Google's new self-driving car prototypes have hit a bump in the road. They now need to feature manual controls by next month, or else Google will no longer be able to test them in California.
Google announced in May that it built a prototype self-driving passenger car that had no pedals, manual brakes, or steering wheel, and it said the car, which runs Google's driverlesss software, would be in operation within two years. Google planned to build 100 prototypes and start testing them this summer, but now it appears the company will have to include manual controls after all.
New rules from California’s Department of Motor Vehicles taking effect on 16 September will require a driver to be able to take “immediate physical control” of a test vehicle on public roads, meaning Google's car must be outfitted with a steering wheel, brakes, and accelerator pedals before the company can take it for a spin on public roads in California.
Google said it will comply by adding a temporary steering wheel and pedal system to the autonomous prototypes. If the company had refused, it would only be able to test them on private roads or outside of California: “With these additions, our safety drivers can test the self-driving features, while having the ability to take control of the vehicle if necessary,” said Google in a statement.
Keep in mind Google already indicated in May that the initial phase of protoypes would include manual controls for emergencies. Neverthless, California has now made it a requirement. Each car will now include sensors that remove blind spots by detecting objects at a distance of "around two football pitches in all directions" - on top of offering drivers the ability to take physical control.
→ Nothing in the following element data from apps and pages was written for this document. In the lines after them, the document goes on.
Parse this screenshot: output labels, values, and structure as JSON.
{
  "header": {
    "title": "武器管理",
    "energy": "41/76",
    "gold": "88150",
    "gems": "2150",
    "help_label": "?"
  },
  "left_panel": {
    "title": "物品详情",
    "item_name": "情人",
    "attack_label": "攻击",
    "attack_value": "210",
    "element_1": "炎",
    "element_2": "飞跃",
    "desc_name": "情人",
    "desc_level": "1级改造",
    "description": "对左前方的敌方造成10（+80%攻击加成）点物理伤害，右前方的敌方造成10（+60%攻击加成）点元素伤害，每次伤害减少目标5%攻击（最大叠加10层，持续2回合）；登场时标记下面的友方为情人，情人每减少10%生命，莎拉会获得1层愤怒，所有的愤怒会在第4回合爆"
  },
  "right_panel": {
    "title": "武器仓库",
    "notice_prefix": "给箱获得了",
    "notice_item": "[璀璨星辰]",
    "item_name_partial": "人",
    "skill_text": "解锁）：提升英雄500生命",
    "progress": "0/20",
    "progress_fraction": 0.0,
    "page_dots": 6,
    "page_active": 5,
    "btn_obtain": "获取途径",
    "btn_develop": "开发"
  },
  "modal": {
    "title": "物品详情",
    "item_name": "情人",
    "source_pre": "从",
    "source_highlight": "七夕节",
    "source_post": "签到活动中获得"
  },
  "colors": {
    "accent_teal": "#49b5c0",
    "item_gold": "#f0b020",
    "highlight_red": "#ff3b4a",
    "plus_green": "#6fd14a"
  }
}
The speed of Google's self-driving prototype cars - which, if we're being honest, look like golf carts - is limited to 25 mile per hour at the moment. But you can learn more about the initiative through the video below.